At this point, we received quite a nice surprise. As we were checking in, we found out that Cathay Pacific was bumping us to Business Class for the Taipei -> Hong Kong leg of the trip. This was great, and we both really enjoyed the service and the seats. I know this might not sound like much of an accomplishment, but they ended up serving the best airplane food I have probably ever had. The salad was the best I have tasted in years, and they even served up a Hungarian dessert wine at the end of the meal.
Obviously, this trip was off to a very strong start.
Reality settled back in for the 6-hour Hong Kong -> Delhi leg of the trip. Somebody sitting near us had supernaturally stinky feet, and took their shoes off shortly after boarding. Somebody else nearby suffered from chronic flatulence. In addition, after sitting in Business Class so recently, the normally cramped Economy Class seats seemed smaller than ever. While the meal was still decent, (I had the lamb curry – Melanie had the veggie dinner) it was hardly memorable and certainly not delicious. By the time we landed in Delhi, I felt like an unfolding accordion as I stood up to gather our luggage…everything just felt tired and sore.
As we arrived in Delhi at just past 3am on February 18, I could not help but notice that the airport was a bit dilapidated and generally unimpressive. This was pretty much what I expected, but it is still startling to realize that we are no longer in a highly industrialized part of the world, and that things really would be different here.

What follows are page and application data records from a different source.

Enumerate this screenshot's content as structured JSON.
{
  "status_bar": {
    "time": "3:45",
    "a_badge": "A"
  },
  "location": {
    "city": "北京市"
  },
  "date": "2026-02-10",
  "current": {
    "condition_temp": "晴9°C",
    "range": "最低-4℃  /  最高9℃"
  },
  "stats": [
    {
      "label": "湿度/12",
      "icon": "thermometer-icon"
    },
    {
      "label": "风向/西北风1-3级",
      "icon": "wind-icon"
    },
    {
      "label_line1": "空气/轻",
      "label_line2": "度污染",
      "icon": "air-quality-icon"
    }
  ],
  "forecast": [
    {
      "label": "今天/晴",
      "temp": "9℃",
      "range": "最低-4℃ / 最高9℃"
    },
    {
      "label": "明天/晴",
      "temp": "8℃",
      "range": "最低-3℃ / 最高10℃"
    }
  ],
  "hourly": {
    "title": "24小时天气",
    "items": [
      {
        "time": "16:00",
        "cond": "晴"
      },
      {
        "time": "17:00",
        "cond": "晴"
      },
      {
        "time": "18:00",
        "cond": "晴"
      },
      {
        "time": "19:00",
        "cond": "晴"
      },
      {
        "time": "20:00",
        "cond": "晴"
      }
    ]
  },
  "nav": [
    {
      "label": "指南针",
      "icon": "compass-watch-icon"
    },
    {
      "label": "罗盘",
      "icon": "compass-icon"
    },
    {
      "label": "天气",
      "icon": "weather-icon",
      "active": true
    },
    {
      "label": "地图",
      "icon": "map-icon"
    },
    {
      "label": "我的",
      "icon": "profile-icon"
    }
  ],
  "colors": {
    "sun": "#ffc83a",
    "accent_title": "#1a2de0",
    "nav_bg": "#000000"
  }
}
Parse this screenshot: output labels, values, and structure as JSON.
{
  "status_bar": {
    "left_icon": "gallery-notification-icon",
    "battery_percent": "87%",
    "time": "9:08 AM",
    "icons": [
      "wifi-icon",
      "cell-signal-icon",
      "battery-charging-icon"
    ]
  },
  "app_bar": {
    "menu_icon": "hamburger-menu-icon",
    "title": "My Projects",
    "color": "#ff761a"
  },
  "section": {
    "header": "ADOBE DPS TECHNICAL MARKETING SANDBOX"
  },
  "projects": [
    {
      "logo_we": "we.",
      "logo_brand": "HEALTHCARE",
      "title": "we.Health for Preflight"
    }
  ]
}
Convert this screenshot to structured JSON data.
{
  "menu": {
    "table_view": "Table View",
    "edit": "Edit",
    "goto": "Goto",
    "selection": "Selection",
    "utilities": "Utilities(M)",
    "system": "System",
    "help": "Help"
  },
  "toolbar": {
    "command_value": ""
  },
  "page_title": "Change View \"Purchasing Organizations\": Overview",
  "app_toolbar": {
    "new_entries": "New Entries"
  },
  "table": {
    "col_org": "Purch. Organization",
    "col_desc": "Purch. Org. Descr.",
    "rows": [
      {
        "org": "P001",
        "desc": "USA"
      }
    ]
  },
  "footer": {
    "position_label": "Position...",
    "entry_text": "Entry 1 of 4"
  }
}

As we walked out into the passenger pickup area around 4am, we were lucky enough to find our driver waiting for us relatively quickly. He took Melanie’s bags and instructed us to follow him outside. At first, I was not sure if I should just blithely trust him, but he seemed an honest bloke (who also happened to be short, older, and skinny) so I figured we would be all right. Within 5 seconds of walking outside, we were exposed to what appeared to be the louts of the country. Young men would walk up to us, point to our driver, and say things like “we are together”, or “I am with him” and try to take our bags. When the third one came up and kept following us for a few dozen meters, our driver turned and said something that sounded like irritated Hindi, and the guy backed off. While I cannot say for sure what would have happened if I had let him “help” me with my luggage, I am fairly certain that it would have been more adventure than I would have wanted during out first few hours in India.
From there, we went to the car (small little number), got in, and started on a 30-minute trek to the bed and breakfast we would be staying out during our first few days in Delhi. The initial impressions in the dark were that Delhi was a city in transition – one moment we were driving down a long dark street in an area that I would normally avoid even in Mexico, and then the next we saw super-highways under construction, and then a few seconds later we saw an elephant “parked” out in front of a set of buildings.
I must confess that thoughts of “what the hell have I gotten us into” crossed my mind more than once as we drove towards what I sincerely hoped would be our planned destination. Within 10 seconds of getting into the car, I pulled out our trusty guidebook, looked up the emergency number for dialing the police (100) and held my cell phone at the ready, just in case my spidey sense started to go off.
In the end, all of my fears appear to have been unfounded. After a slightly harrowing but uneventful trip, we made it to the B&B without issue and were shown into our room. After brushing our teeth with bottled water (hopefully it is still too early for that part of the story to come into play) we started settling down for the night.
As I type this at 5:30am, sitting on the edge of the bed in our guest room, I can hear horns occasionally honking in the background. I can hear sounds of construction and loud little cars with loud little engines zooming by a few blocks away. Probably the coolest thing that I can hear is the unmistakable sounds of people either singing or praying off in the distance. The voices are clear and ululating, and the melody is haunting and beautiful. I look forward to falling asleep to them tonight…